THE PROBLEM
Go through the lines below and repeat each one exactly, skipping pictures.

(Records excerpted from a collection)
▼
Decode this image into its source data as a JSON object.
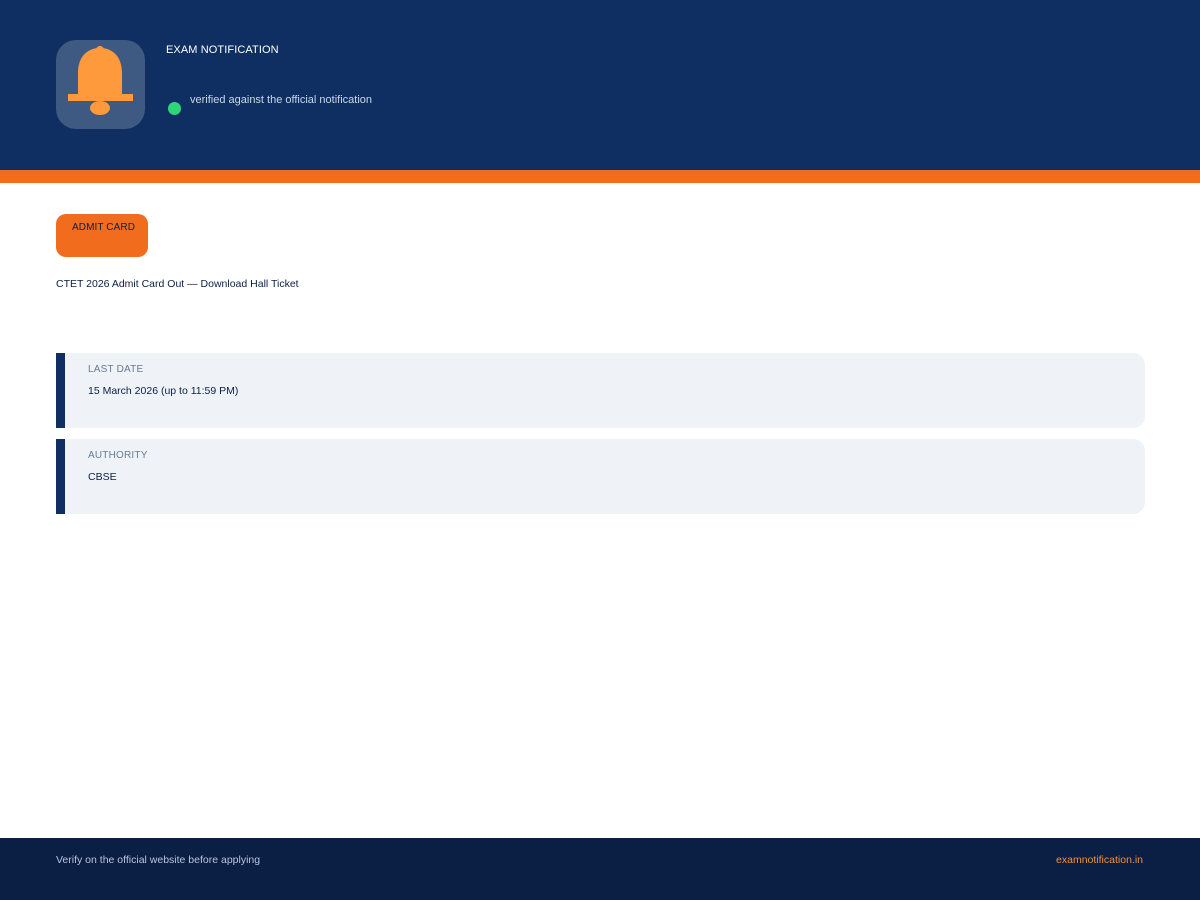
{
  "header": {
    "eyebrow": "EXAM NOTIFICATION",
    "verified_text": "verified against the official notification",
    "icon": "bell-icon"
  },
  "badge": {
    "label": "ADMIT CARD"
  },
  "headline": "CTET 2026 Admit Card Out — Download Hall Ticket",
  "details": [
    {
      "label": "LAST DATE",
      "value": "15 March 2026 (up to 11:59 PM)"
    },
    {
      "label": "AUTHORITY",
      "value": "CBSE"
    }
  ],
  "footer": {
    "note": "Verify on the official website before applying",
    "site": "examnotification.in"
  },
  "colors": {
    "navy": "#0f2f62",
    "accent_orange": "#f26c1d",
    "bell_orange": "#ff9a3c",
    "verified_green": "#2ed67a"
  }
}
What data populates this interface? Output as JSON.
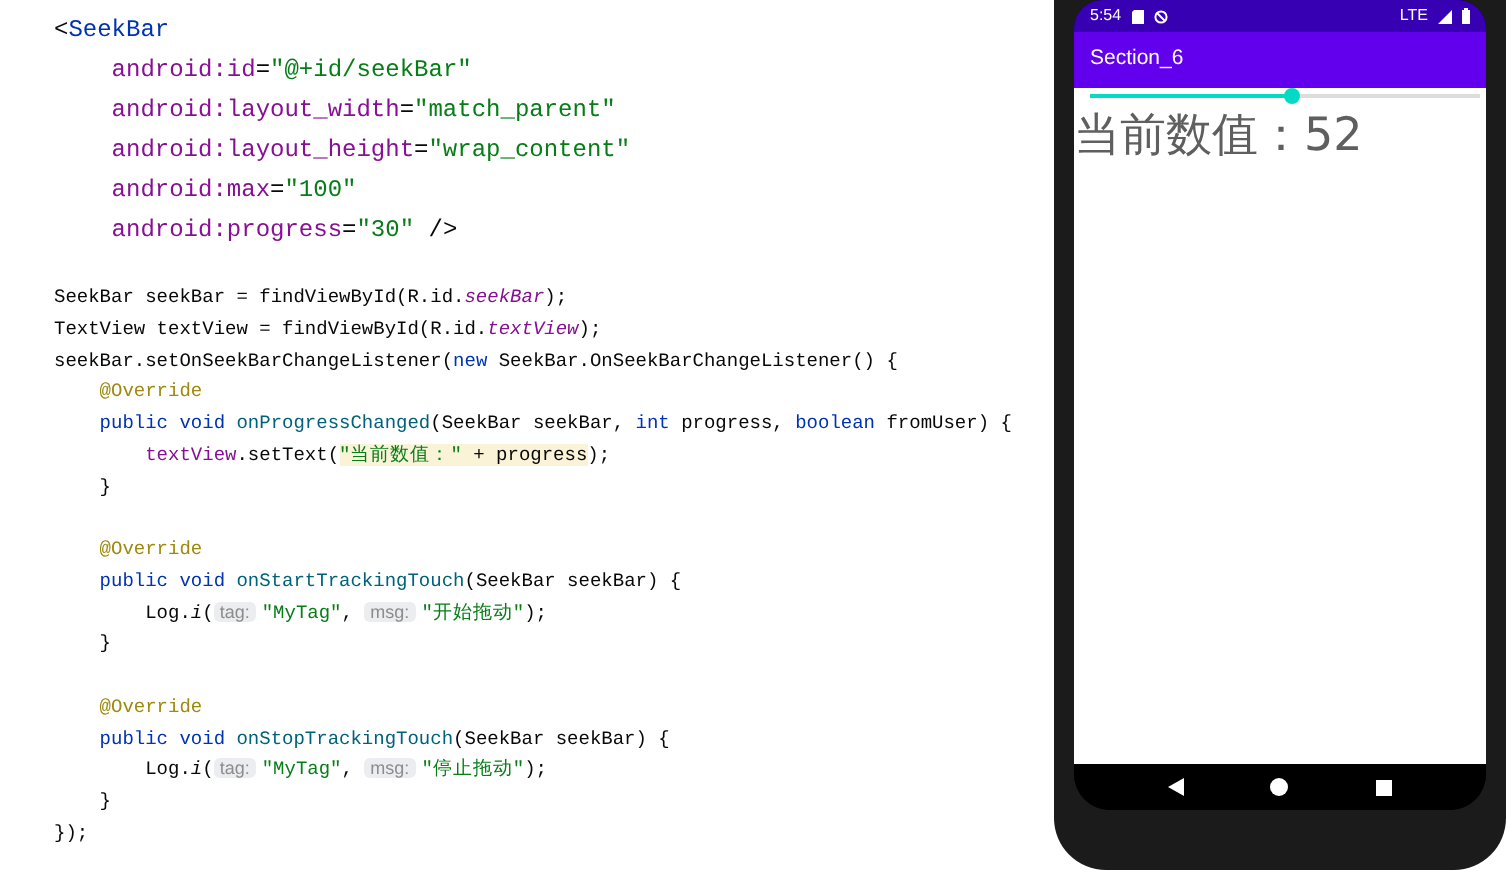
{
  "xml_code": {
    "lines": [
      {
        "kind": "code",
        "tokens": [
          {
            "kind": "plain",
            "text": "<"
          },
          {
            "kind": "tag",
            "text": "SeekBar"
          }
        ]
      },
      {
        "kind": "code",
        "tokens": [
          {
            "kind": "attr",
            "text": "    android:id"
          },
          {
            "kind": "plain",
            "text": "="
          },
          {
            "kind": "string",
            "text": "\"@+id/seekBar\""
          }
        ]
      },
      {
        "kind": "code",
        "tokens": [
          {
            "kind": "attr",
            "text": "    android:layout_width"
          },
          {
            "kind": "plain",
            "text": "="
          },
          {
            "kind": "string",
            "text": "\"match_parent\""
          }
        ]
      },
      {
        "kind": "code",
        "tokens": [
          {
            "kind": "attr",
            "text": "    android:layout_height"
          },
          {
            "kind": "plain",
            "text": "="
          },
          {
            "kind": "string",
            "text": "\"wrap_content\""
          }
        ]
      },
      {
        "kind": "code",
        "tokens": [
          {
            "kind": "attr",
            "text": "    android:max"
          },
          {
            "kind": "plain",
            "text": "="
          },
          {
            "kind": "string",
            "text": "\"100\""
          }
        ]
      },
      {
        "kind": "code",
        "tokens": [
          {
            "kind": "attr",
            "text": "    android:progress"
          },
          {
            "kind": "plain",
            "text": "="
          },
          {
            "kind": "string",
            "text": "\"30\""
          },
          {
            "kind": "plain",
            "text": " />"
          }
        ]
      }
    ]
  },
  "java_code": {
    "lines": [
      {
        "kind": "code",
        "tokens": [
          {
            "kind": "plain",
            "text": "SeekBar seekBar = findViewById(R.id."
          },
          {
            "kind": "field",
            "text": "seekBar"
          },
          {
            "kind": "plain",
            "text": ");"
          }
        ]
      },
      {
        "kind": "code",
        "tokens": [
          {
            "kind": "plain",
            "text": "TextView textView = findViewById(R.id."
          },
          {
            "kind": "field",
            "text": "textView"
          },
          {
            "kind": "plain",
            "text": ");"
          }
        ]
      },
      {
        "kind": "code",
        "tokens": [
          {
            "kind": "plain",
            "text": "seekBar.setOnSeekBarChangeListener("
          },
          {
            "kind": "keyword",
            "text": "new"
          },
          {
            "kind": "plain",
            "text": " SeekBar.OnSeekBarChangeListener() {"
          }
        ]
      },
      {
        "kind": "code",
        "tokens": [
          {
            "kind": "annotation",
            "text": "    @Override"
          }
        ]
      },
      {
        "kind": "code",
        "tokens": [
          {
            "kind": "keyword",
            "text": "    public void "
          },
          {
            "kind": "method",
            "text": "onProgressChanged"
          },
          {
            "kind": "plain",
            "text": "(SeekBar seekBar, "
          },
          {
            "kind": "keyword",
            "text": "int"
          },
          {
            "kind": "plain",
            "text": " progress, "
          },
          {
            "kind": "keyword",
            "text": "boolean"
          },
          {
            "kind": "plain",
            "text": " fromUser) {"
          }
        ]
      },
      {
        "kind": "code",
        "tokens": [
          {
            "kind": "member",
            "text": "        textView"
          },
          {
            "kind": "plain",
            "text": ".setText("
          },
          {
            "kind": "string_hl",
            "text": "\"当前数值：\""
          },
          {
            "kind": "plain_hl",
            "text": " + progress"
          },
          {
            "kind": "plain",
            "text": ");"
          }
        ]
      },
      {
        "kind": "code",
        "tokens": [
          {
            "kind": "plain",
            "text": "    }"
          }
        ]
      },
      {
        "kind": "blank"
      },
      {
        "kind": "code",
        "tokens": [
          {
            "kind": "annotation",
            "text": "    @Override"
          }
        ]
      },
      {
        "kind": "code",
        "tokens": [
          {
            "kind": "keyword",
            "text": "    public void "
          },
          {
            "kind": "method",
            "text": "onStartTrackingTouch"
          },
          {
            "kind": "plain",
            "text": "(SeekBar seekBar) {"
          }
        ]
      },
      {
        "kind": "code",
        "tokens": [
          {
            "kind": "plain",
            "text": "        Log."
          },
          {
            "kind": "static",
            "text": "i"
          },
          {
            "kind": "plain",
            "text": "("
          },
          {
            "kind": "hint",
            "text": "tag:"
          },
          {
            "kind": "string",
            "text": "\"MyTag\""
          },
          {
            "kind": "plain",
            "text": ", "
          },
          {
            "kind": "hint",
            "text": "msg:"
          },
          {
            "kind": "string",
            "text": "\"开始拖动\""
          },
          {
            "kind": "plain",
            "text": ");"
          }
        ]
      },
      {
        "kind": "code",
        "tokens": [
          {
            "kind": "plain",
            "text": "    }"
          }
        ]
      },
      {
        "kind": "blank"
      },
      {
        "kind": "code",
        "tokens": [
          {
            "kind": "annotation",
            "text": "    @Override"
          }
        ]
      },
      {
        "kind": "code",
        "tokens": [
          {
            "kind": "keyword",
            "text": "    public void "
          },
          {
            "kind": "method",
            "text": "onStopTrackingTouch"
          },
          {
            "kind": "plain",
            "text": "(SeekBar seekBar) {"
          }
        ]
      },
      {
        "kind": "code",
        "tokens": [
          {
            "kind": "plain",
            "text": "        Log."
          },
          {
            "kind": "static",
            "text": "i"
          },
          {
            "kind": "plain",
            "text": "("
          },
          {
            "kind": "hint",
            "text": "tag:"
          },
          {
            "kind": "string",
            "text": "\"MyTag\""
          },
          {
            "kind": "plain",
            "text": ", "
          },
          {
            "kind": "hint",
            "text": "msg:"
          },
          {
            "kind": "string",
            "text": "\"停止拖动\""
          },
          {
            "kind": "plain",
            "text": ");"
          }
        ]
      },
      {
        "kind": "code",
        "tokens": [
          {
            "kind": "plain",
            "text": "    }"
          }
        ]
      },
      {
        "kind": "code",
        "tokens": [
          {
            "kind": "plain",
            "text": "});"
          }
        ]
      }
    ]
  },
  "phone": {
    "status_bar": {
      "time": "5:54",
      "network": "LTE"
    },
    "app_bar": {
      "title": "Section_6"
    },
    "seekbar": {
      "level": 0.52
    },
    "value_text": "当前数值：52"
  }
}
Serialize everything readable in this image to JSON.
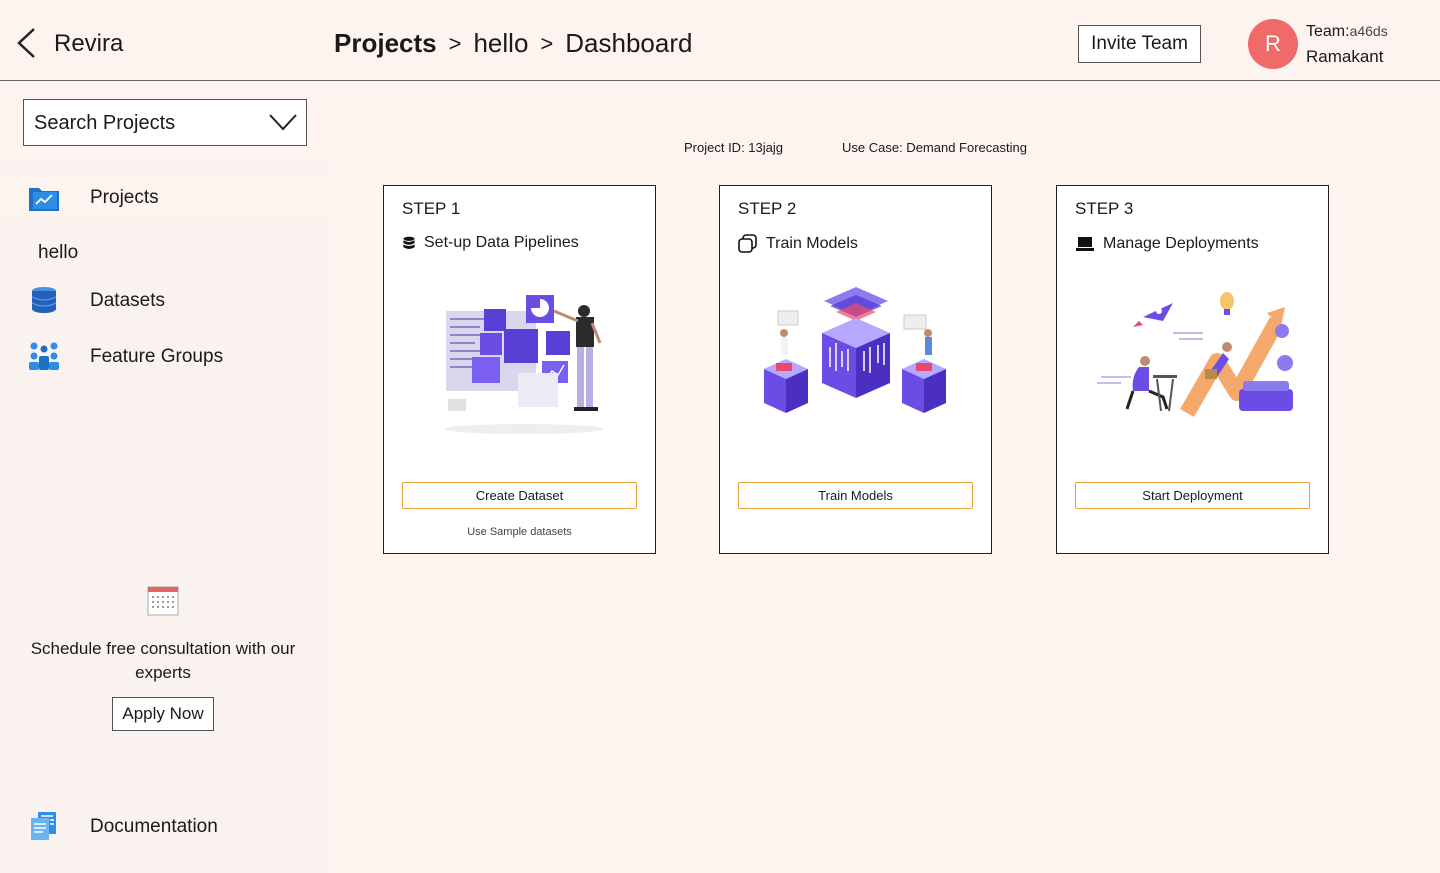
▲
EXERCISE RESPONSE
Decode this image into its source data as a JSON object.
{
  "header": {
    "eyebrow": "EXAM NOTIFICATION",
    "verified_text": "verified against the official notification",
    "icon": "bell-icon"
  },
  "badge": {
    "label": "ADMIT CARD"
  },
  "headline": "CTET 2026 Admit Card Out — Download Hall Ticket",
  "details": [
    {
      "label": "LAST DATE",
      "value": "15 March 2026 (up to 11:59 PM)"
    },
    {
      "label": "AUTHORITY",
      "value": "CBSE"
    }
  ],
  "footer": {
    "note": "Verify on the official website before applying",
    "site": "examnotification.in"
  },
  "colors": {
    "navy": "#0f2f62",
    "accent_orange": "#f26c1d",
    "bell_orange": "#ff9a3c",
    "verified_green": "#2ed67a"
  }
}
What data populates this interface? Output as JSON.
{
  "xml_code": {
    "lines": [
      {
        "kind": "code",
        "tokens": [
          {
            "kind": "plain",
            "text": "<"
          },
          {
            "kind": "tag",
            "text": "SeekBar"
          }
        ]
      },
      {
        "kind": "code",
        "tokens": [
          {
            "kind": "attr",
            "text": "    android:id"
          },
          {
            "kind": "plain",
            "text": "="
          },
          {
            "kind": "string",
            "text": "\"@+id/seekBar\""
          }
        ]
      },
      {
        "kind": "code",
        "tokens": [
          {
            "kind": "attr",
            "text": "    android:layout_width"
          },
          {
            "kind": "plain",
            "text": "="
          },
          {
            "kind": "string",
            "text": "\"match_parent\""
          }
        ]
      },
      {
        "kind": "code",
        "tokens": [
          {
            "kind": "attr",
            "text": "    android:layout_height"
          },
          {
            "kind": "plain",
            "text": "="
          },
          {
            "kind": "string",
            "text": "\"wrap_content\""
          }
        ]
      },
      {
        "kind": "code",
        "tokens": [
          {
            "kind": "attr",
            "text": "    android:max"
          },
          {
            "kind": "plain",
            "text": "="
          },
          {
            "kind": "string",
            "text": "\"100\""
          }
        ]
      },
      {
        "kind": "code",
        "tokens": [
          {
            "kind": "attr",
            "text": "    android:progress"
          },
          {
            "kind": "plain",
            "text": "="
          },
          {
            "kind": "string",
            "text": "\"30\""
          },
          {
            "kind": "plain",
            "text": " />"
          }
        ]
      }
    ]
  },
  "java_code": {
    "lines": [
      {
        "kind": "code",
        "tokens": [
          {
            "kind": "plain",
            "text": "SeekBar seekBar = findViewById(R.id."
          },
          {
            "kind": "field",
            "text": "seekBar"
          },
          {
            "kind": "plain",
            "text": ");"
          }
        ]
      },
      {
        "kind": "code",
        "tokens": [
          {
            "kind": "plain",
            "text": "TextView textView = findViewById(R.id."
          },
          {
            "kind": "field",
            "text": "textView"
          },
          {
            "kind": "plain",
            "text": ");"
          }
        ]
      },
      {
        "kind": "code",
        "tokens": [
          {
            "kind": "plain",
            "text": "seekBar.setOnSeekBarChangeListener("
          },
          {
            "kind": "keyword",
            "text": "new"
          },
          {
            "kind": "plain",
            "text": " SeekBar.OnSeekBarChangeListener() {"
          }
        ]
      },
      {
        "kind": "code",
        "tokens": [
          {
            "kind": "annotation",
            "text": "    @Override"
          }
        ]
      },
      {
        "kind": "code",
        "tokens": [
          {
            "kind": "keyword",
            "text": "    public void "
          },
          {
            "kind": "method",
            "text": "onProgressChanged"
          },
          {
            "kind": "plain",
            "text": "(SeekBar seekBar, "
          },
          {
            "kind": "keyword",
            "text": "int"
          },
          {
            "kind": "plain",
            "text": " progress, "
          },
          {
            "kind": "keyword",
            "text": "boolean"
          },
          {
            "kind": "plain",
            "text": " fromUser) {"
          }
        ]
      },
      {
        "kind": "code",
        "tokens": [
          {
            "kind": "member",
            "text": "        textView"
          },
          {
            "kind": "plain",
            "text": ".setText("
          },
          {
            "kind": "string_hl",
            "text": "\"当前数值：\""
          },
          {
            "kind": "plain_hl",
            "text": " + progress"
          },
          {
            "kind": "plain",
            "text": ");"
          }
        ]
      },
      {
        "kind": "code",
        "tokens": [
          {
            "kind": "plain",
            "text": "    }"
          }
        ]
      },
      {
        "kind": "blank"
      },
      {
        "kind": "code",
        "tokens": [
          {
            "kind": "annotation",
            "text": "    @Override"
          }
        ]
      },
      {
        "kind": "code",
        "tokens": [
          {
            "kind": "keyword",
            "text": "    public void "
          },
          {
            "kind": "method",
            "text": "onStartTrackingTouch"
          },
          {
            "kind": "plain",
            "text": "(SeekBar seekBar) {"
          }
        ]
      },
      {
        "kind": "code",
        "tokens": [
          {
            "kind": "plain",
            "text": "        Log."
          },
          {
            "kind": "static",
            "text": "i"
          },
          {
            "kind": "plain",
            "text": "("
          },
          {
            "kind": "hint",
            "text": "tag:"
          },
          {
            "kind": "string",
            "text": "\"MyTag\""
          },
          {
            "kind": "plain",
            "text": ", "
          },
          {
            "kind": "hint",
            "text": "msg:"
          },
          {
            "kind": "string",
            "text": "\"开始拖动\""
          },
          {
            "kind": "plain",
            "text": ");"
          }
        ]
      },
      {
        "kind": "code",
        "tokens": [
          {
            "kind": "plain",
            "text": "    }"
          }
        ]
      },
      {
        "kind": "blank"
      },
      {
        "kind": "code",
        "tokens": [
          {
            "kind": "annotation",
            "text": "    @Override"
          }
        ]
      },
      {
        "kind": "code",
        "tokens": [
          {
            "kind": "keyword",
            "text": "    public void "
          },
          {
            "kind": "method",
            "text": "onStopTrackingTouch"
          },
          {
            "kind": "plain",
            "text": "(SeekBar seekBar) {"
          }
        ]
      },
      {
        "kind": "code",
        "tokens": [
          {
            "kind": "plain",
            "text": "        Log."
          },
          {
            "kind": "static",
            "text": "i"
          },
          {
            "kind": "plain",
            "text": "("
          },
          {
            "kind": "hint",
            "text": "tag:"
          },
          {
            "kind": "string",
            "text": "\"MyTag\""
          },
          {
            "kind": "plain",
            "text": ", "
          },
          {
            "kind": "hint",
            "text": "msg:"
          },
          {
            "kind": "string",
            "text": "\"停止拖动\""
          },
          {
            "kind": "plain",
            "text": ");"
          }
        ]
      },
      {
        "kind": "code",
        "tokens": [
          {
            "kind": "plain",
            "text": "    }"
          }
        ]
      },
      {
        "kind": "code",
        "tokens": [
          {
            "kind": "plain",
            "text": "});"
          }
        ]
      }
    ]
  },
  "phone": {
    "status_bar": {
      "time": "5:54",
      "network": "LTE"
    },
    "app_bar": {
      "title": "Section_6"
    },
    "seekbar": {
      "level": 0.52
    },
    "value_text": "当前数值：52"
  }
}
Serialize everything readable in this image to JSON.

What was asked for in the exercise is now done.